The federal government determines student loan grace and deferment provisions based on the circumstances of involvement in a particular public service. Should the federal government modify its regulations governing various loan programs, Cal Maritime will adopt those modifications for its students.
Withdrawal from School
Students wishing to withdraw from Cal Maritime within the first two weeks of instruction may do so by completing the required paperwork in the Registrar’s Office. No grade for the semester of withdrawal will be recorded on the student’s transcript.
Students having a serious and compelling reason to withdraw after the first two weeks of instruction may do so without penalty. Approval to withdraw during this period must be granted by the student’s course instructors, major Department Chair, and Academic Dean. If a petition is approved, a grade of W will be posted on the student’s academic transcript. Students who have been granted such approval to withdraw must still follow all established procedures for formal withdrawal from Cal Maritime.
Students withdrawing after the first two weeks of instruction without a serious and compelling reason may receive a grade of WU in all classes.
Withdrawal from school with a grade of W during the final three weeks of instruction is permitted only when the cause of the withdrawal is clearly beyond the student’s control and assignment of an I (Incomplete) is not practical.
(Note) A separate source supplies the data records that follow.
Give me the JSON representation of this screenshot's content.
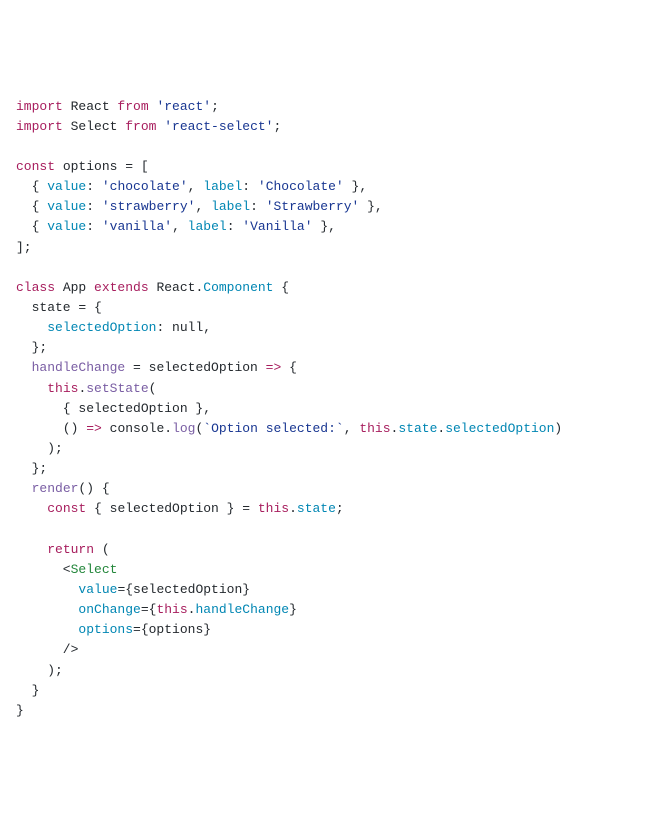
{
  "code": {
    "line1_import": "import",
    "line1_react": " React ",
    "line1_from": "from",
    "line1_str": " 'react'",
    "line1_end": ";",
    "line2_import": "import",
    "line2_select": " Select ",
    "line2_from": "from",
    "line2_str": " 'react-select'",
    "line2_end": ";",
    "line4_const": "const",
    "line4_options": " options = [",
    "line5_open": "  { ",
    "line5_value": "value",
    "line5_colon1": ": ",
    "line5_str1": "'chocolate'",
    "line5_comma": ", ",
    "line5_label": "label",
    "line5_colon2": ": ",
    "line5_str2": "'Chocolate'",
    "line5_close": " },",
    "line6_open": "  { ",
    "line6_value": "value",
    "line6_colon1": ": ",
    "line6_str1": "'strawberry'",
    "line6_comma": ", ",
    "line6_label": "label",
    "line6_colon2": ": ",
    "line6_str2": "'Strawberry'",
    "line6_close": " },",
    "line7_open": "  { ",
    "line7_value": "value",
    "line7_colon1": ": ",
    "line7_str1": "'vanilla'",
    "line7_comma": ", ",
    "line7_label": "label",
    "line7_colon2": ": ",
    "line7_str2": "'Vanilla'",
    "line7_close": " },",
    "line8": "];",
    "line10_class": "class",
    "line10_app": " App ",
    "line10_extends": "extends",
    "line10_react": " React",
    "line10_dot": ".",
    "line10_component": "Component",
    "line10_brace": " {",
    "line11_state": "  state = {",
    "line12_pad": "    ",
    "line12_selopt": "selectedOption",
    "line12_rest": ": null,",
    "line13": "  };",
    "line14_pad": "  ",
    "line14_handle": "handleChange",
    "line14_eq": " = ",
    "line14_param": "selectedOption",
    "line14_arrow": " =>",
    "line14_brace": " {",
    "line15_pad": "    ",
    "line15_this": "this",
    "line15_dot": ".",
    "line15_setstate": "setState",
    "line15_paren": "(",
    "line16": "      { selectedOption },",
    "line17_pad": "      () ",
    "line17_arrow": "=>",
    "line17_sp": " ",
    "line17_console": "console",
    "line17_dot1": ".",
    "line17_log": "log",
    "line17_open": "(",
    "line17_tmpl": "`Option selected:`",
    "line17_comma": ", ",
    "line17_this": "this",
    "line17_dot2": ".",
    "line17_state": "state",
    "line17_dot3": ".",
    "line17_selopt": "selectedOption",
    "line17_close": ")",
    "line18": "    );",
    "line19": "  };",
    "line20_pad": "  ",
    "line20_render": "render",
    "line20_rest": "() {",
    "line21_pad": "    ",
    "line21_const": "const",
    "line21_rest": " { selectedOption } = ",
    "line21_this": "this",
    "line21_dot": ".",
    "line21_state": "state",
    "line21_semi": ";",
    "line23_pad": "    ",
    "line23_return": "return",
    "line23_paren": " (",
    "line24_pad": "      <",
    "line24_select": "Select",
    "line25_pad": "        ",
    "line25_attr": "value",
    "line25_rest": "={selectedOption}",
    "line26_pad": "        ",
    "line26_attr": "onChange",
    "line26_eq": "={",
    "line26_this": "this",
    "line26_dot": ".",
    "line26_handle": "handleChange",
    "line26_close": "}",
    "line27_pad": "        ",
    "line27_attr": "options",
    "line27_rest": "={options}",
    "line28": "      />",
    "line29": "    );",
    "line30": "  }",
    "line31": "}"
  }
}
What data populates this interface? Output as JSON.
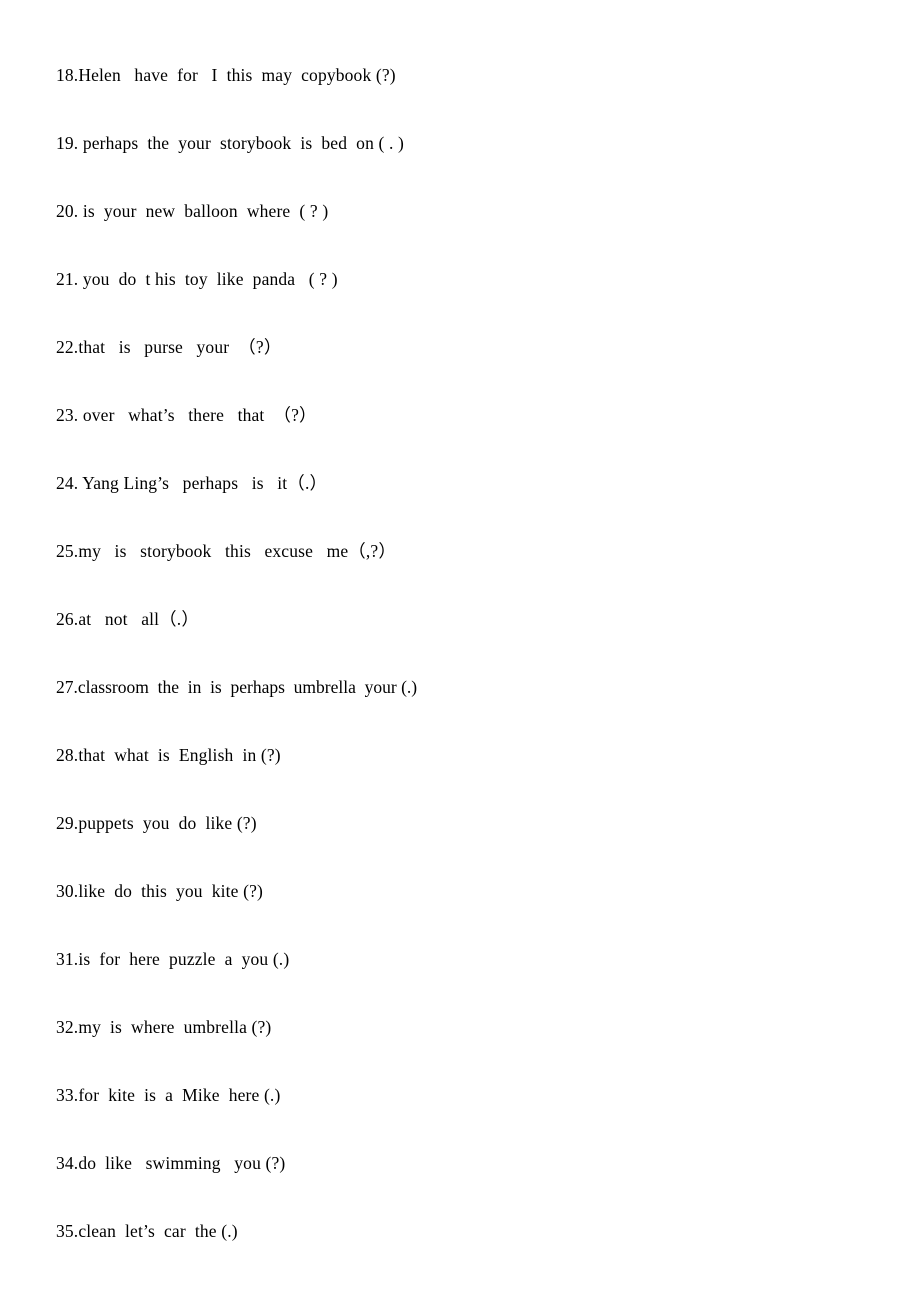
{
  "document": {
    "type": "worksheet",
    "page_background": "#ffffff",
    "text_color": "#000000",
    "exercise_lines": [
      {
        "number": "18.",
        "text": "18.Helen   have  for   I  this  may  copybook (?)"
      },
      {
        "number": "19.",
        "text": "19. perhaps  the  your  storybook  is  bed  on ( . )"
      },
      {
        "number": "20.",
        "text": "20. is  your  new  balloon  where  ( ? )"
      },
      {
        "number": "21.",
        "text": "21. you  do  t his  toy  like  panda   ( ? )"
      },
      {
        "number": "22.",
        "text": "22.that   is   purse   your  （?）"
      },
      {
        "number": "23.",
        "text": "23. over   what’s   there   that  （?）"
      },
      {
        "number": "24.",
        "text": "24. Yang Ling’s   perhaps   is   it（.）"
      },
      {
        "number": "25.",
        "text": "25.my   is   storybook   this   excuse   me（,?）"
      },
      {
        "number": "26.",
        "text": "26.at   not   all（.）"
      },
      {
        "number": "27.",
        "text": "27.classroom  the  in  is  perhaps  umbrella  your (.)"
      },
      {
        "number": "28.",
        "text": "28.that  what  is  English  in (?)"
      },
      {
        "number": "29.",
        "text": "29.puppets  you  do  like (?)"
      },
      {
        "number": "30.",
        "text": "30.like  do  this  you  kite (?)"
      },
      {
        "number": "31.",
        "text": "31.is  for  here  puzzle  a  you (.)"
      },
      {
        "number": "32.",
        "text": "32.my  is  where  umbrella (?)"
      },
      {
        "number": "33.",
        "text": "33.for  kite  is  a  Mike  here (.)"
      },
      {
        "number": "34.",
        "text": "34.do  like   swimming   you (?)"
      },
      {
        "number": "35.",
        "text": "35.clean  let’s  car  the (.)"
      }
    ]
  }
}
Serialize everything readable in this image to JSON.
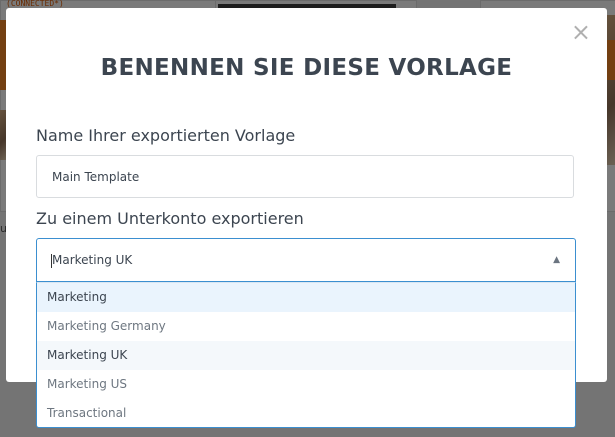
{
  "background": {
    "tag_text": "(CONNECTED*)",
    "side_text": "ub"
  },
  "modal": {
    "title": "BENENNEN SIE DIESE VORLAGE",
    "close_glyph": "×",
    "name_label": "Name Ihrer exportierten Vorlage",
    "name_value": "Main Template",
    "subaccount_label": "Zu einem Unterkonto exportieren",
    "subaccount_selected": "Marketing UK",
    "arrow_glyph": "▲",
    "options": [
      {
        "label": "Marketing"
      },
      {
        "label": "Marketing Germany"
      },
      {
        "label": "Marketing UK"
      },
      {
        "label": "Marketing US"
      },
      {
        "label": "Transactional"
      }
    ]
  }
}
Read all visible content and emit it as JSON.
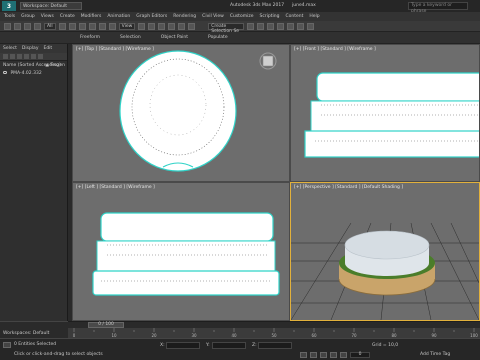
{
  "titlebar": {
    "logo": "3",
    "workspace": "Workspace: Default",
    "app_title": "Autodesk 3ds Max 2017",
    "file_name": "june4.max",
    "search_placeholder": "Type a keyword or phrase"
  },
  "menu": [
    "Tools",
    "Group",
    "Views",
    "Create",
    "Modifiers",
    "Animation",
    "Graph Editors",
    "Rendering",
    "Civil View",
    "Customize",
    "Scripting",
    "Content",
    "Help"
  ],
  "toolbar": {
    "filter": "All",
    "view": "View",
    "selection_set": "Create Selection Se"
  },
  "ribbon": [
    "Freeform",
    "Selection",
    "Object Paint",
    "Populate"
  ],
  "explorer": {
    "tabs": [
      "Select",
      "Display",
      "Edit"
    ],
    "rows": [
      {
        "label": "Name (Sorted Ascending)",
        "right": "▲ Frozen"
      },
      {
        "label": "PMA-4.02.332",
        "right": ""
      }
    ]
  },
  "viewports": {
    "top": "[+] [Top ] [Standard ] [Wireframe ]",
    "front": "[+] [Front ] [Standard ] [Wireframe ]",
    "left": "[+] [Left ] [Standard ] [Wireframe ]",
    "perspective": "[+] [Perspective ] [Standard ] [Default Shading ]"
  },
  "timeline": {
    "slider": "0 / 100",
    "ticks": [
      "0",
      "10",
      "20",
      "30",
      "40",
      "50",
      "60",
      "70",
      "80",
      "90",
      "100"
    ]
  },
  "workspace_bar": "Workspaces: Default",
  "status": {
    "selected": "0 Entities Selected",
    "prompt": "Click or click-and-drag to select objects",
    "x_label": "X:",
    "y_label": "Y:",
    "z_label": "Z:",
    "grid": "Grid = 10,0",
    "frame": "0",
    "time_tag": "Add Time Tag"
  },
  "colors": {
    "viewport_bg": "#6d6d6d",
    "wire_highlight": "#2fd3c8",
    "active_border": "#e2b13c",
    "object_cap": "#d6dde3",
    "object_band": "#4a7d2a",
    "object_base": "#c9a46a"
  }
}
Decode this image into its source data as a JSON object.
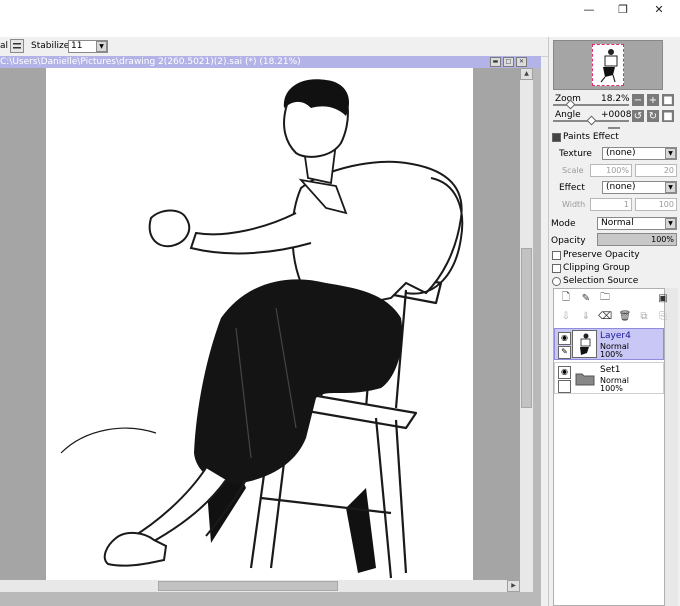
{
  "window": {
    "minimize_glyph": "—",
    "restore_glyph": "❐",
    "close_glyph": "✕"
  },
  "toolbar": {
    "left_label": "al",
    "stabilizer_label": "Stabilizer",
    "stabilizer_value": "11"
  },
  "canvas": {
    "title": "C:\\Users\\Danielle\\Pictures\\drawing 2(260.5021)(2).sai (*) (18.21%)"
  },
  "navigator": {
    "zoom_label": "Zoom",
    "zoom_value": "18.2%",
    "angle_label": "Angle",
    "angle_value": "+0008"
  },
  "paints_effect": {
    "header": "Paints Effect",
    "texture_label": "Texture",
    "texture_value": "(none)",
    "scale_label": "Scale",
    "scale_value": "100%",
    "scale_num": "20",
    "effect_label": "Effect",
    "effect_value": "(none)",
    "width_label": "Width",
    "width_value": "1",
    "width_num": "100"
  },
  "layer_props": {
    "mode_label": "Mode",
    "mode_value": "Normal",
    "opacity_label": "Opacity",
    "opacity_value": "100%",
    "opacity_level": 1.0,
    "preserve_opacity": "Preserve Opacity",
    "clipping_group": "Clipping Group",
    "selection_source": "Selection Source"
  },
  "layers": [
    {
      "name": "Layer4",
      "mode": "Normal",
      "opacity": "100%",
      "selected": true
    },
    {
      "name": "Set1",
      "mode": "Normal",
      "opacity": "100%",
      "selected": false
    }
  ],
  "colors": {
    "canvas_titlebar": "#b3b3e8",
    "selected_layer": "#c9c7f5",
    "navigator_frame": "#e0306a"
  }
}
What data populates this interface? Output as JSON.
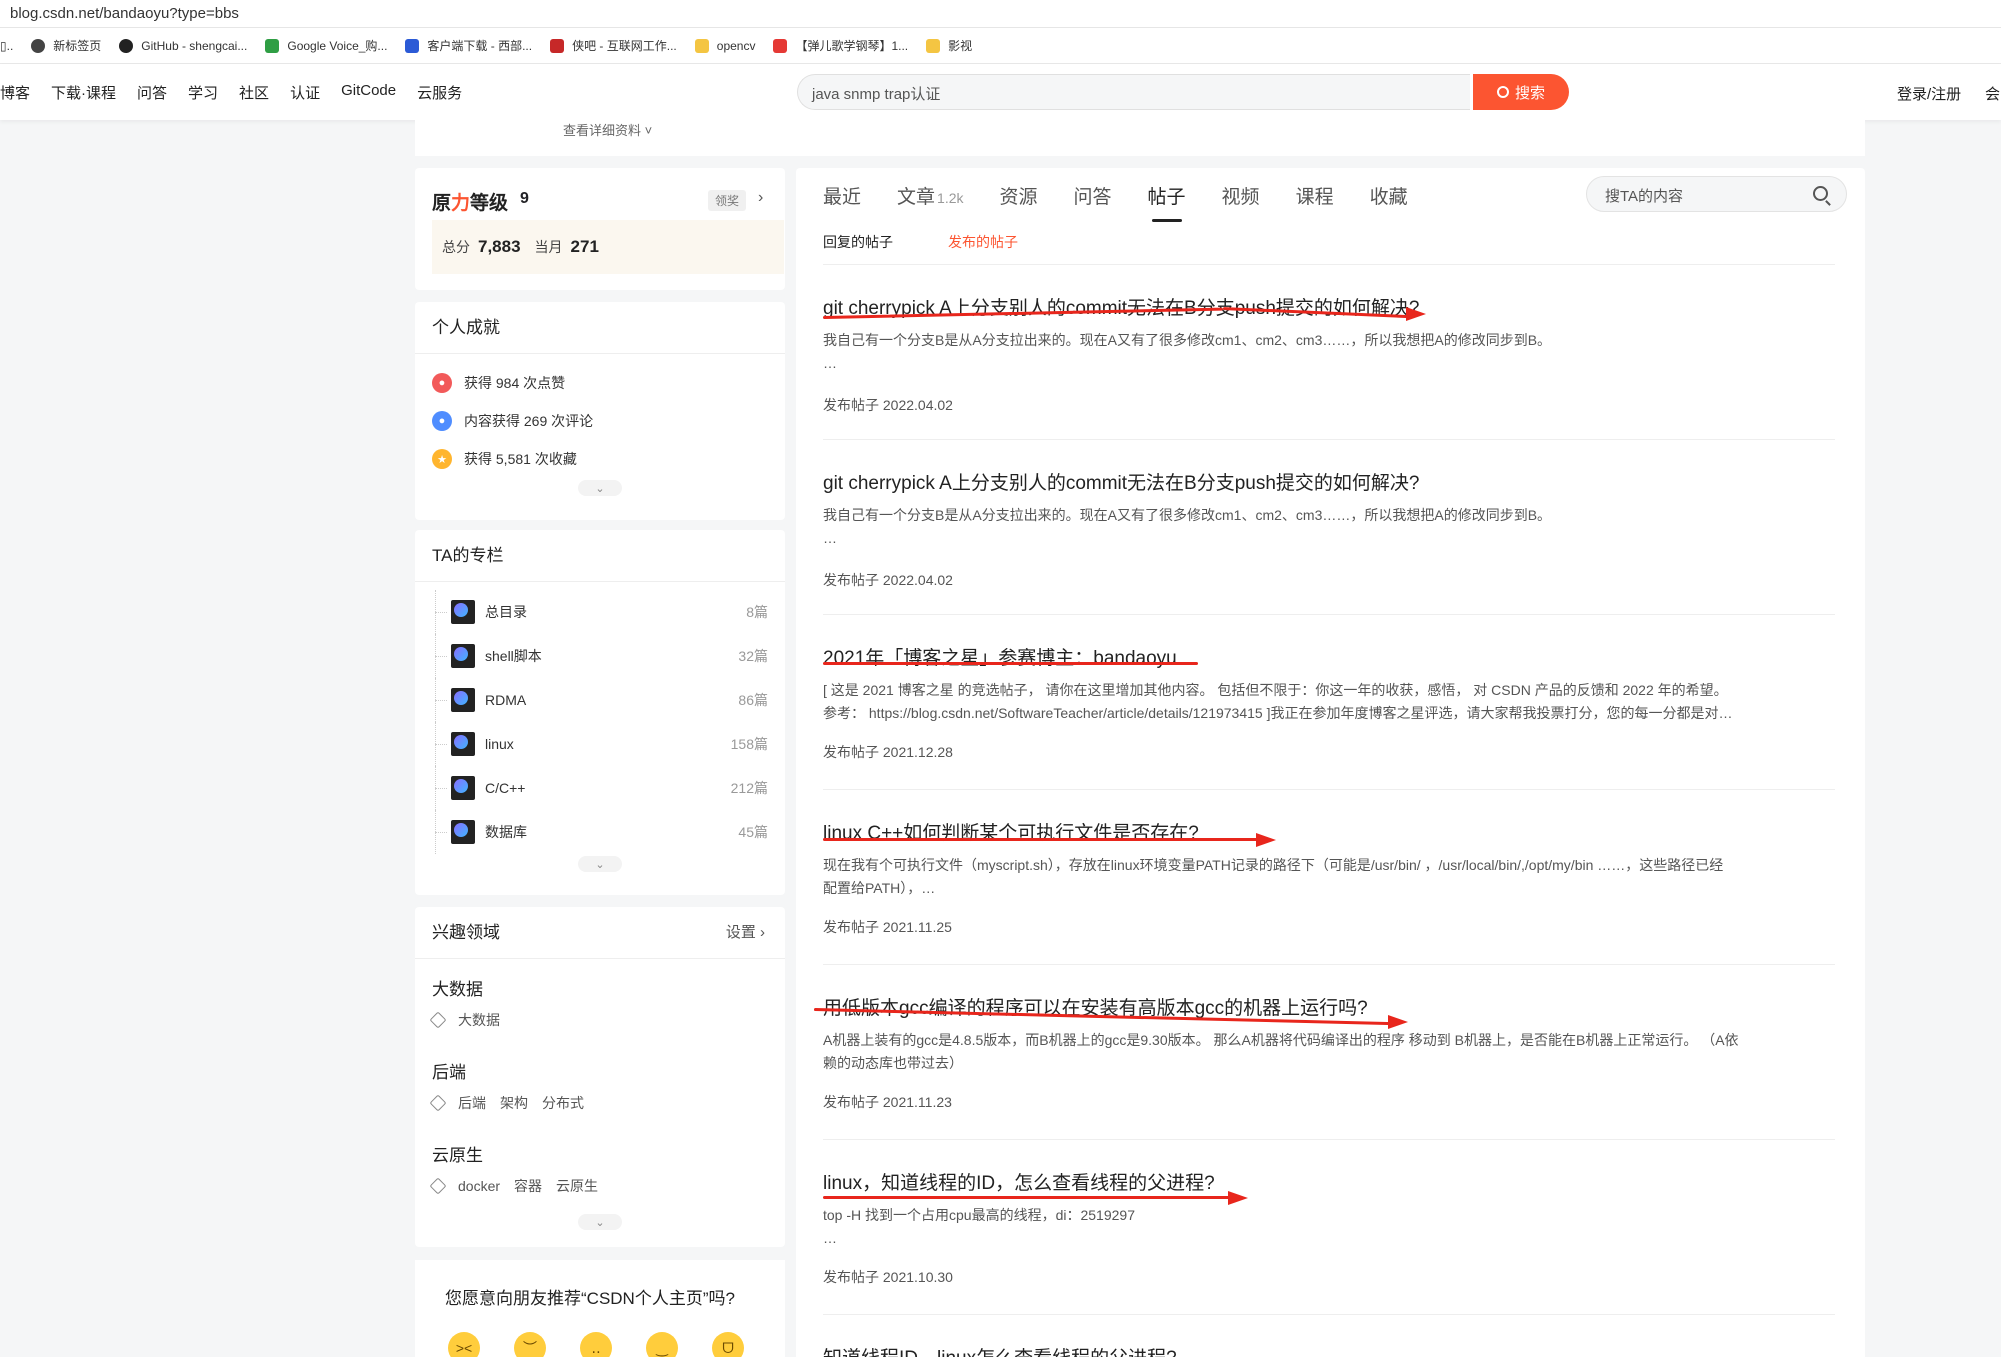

Students may either request a leave of absence for up to one year or withdraw if their return within one year is not anticipated. They are responsible for notifying the Registrar’s Office during the semester or during any break if they do not plan to return to school for the upcoming semester.
A maximum of one academic year of coursework with unsatisfactory grades may be excluded from credit and grade point consideration if course repetition is inappropriate (e.g. the major has changed, or the courses are not offered at Cal Maritime).
Removal of previous work from degree consideration under the above circumstances is subject to the all of the following provisions:
- the student has requested the action formally and has presented evidence that the work completed in the term(s) under consideration is substandard and not representative of present scholastic ability and level of performance
- at least five calendar years must have elapsed since the course work was attempted
- from when the most recent work to be disregarded was completed, the student has subsequently completed, at the campus, 15 semester units with at least a 3.0 GPA; 30 semester units with at least a 2.5 GPA; or 45 semester units with at least a 2.0 GPA
- the student provides evidence that past performance was due to extenuating circumstances and that additional enrollment would be necessary to qualify for a degree if the request were not approved
- when such action is taken, the student’s permanent academic record shall be annotated so that it is evident that NO work taken during the disregarded term(s), even if satisfactory, may apply toward baccalaureate requirements. However, all work must remain legible on the record to ensure a true and complete academic history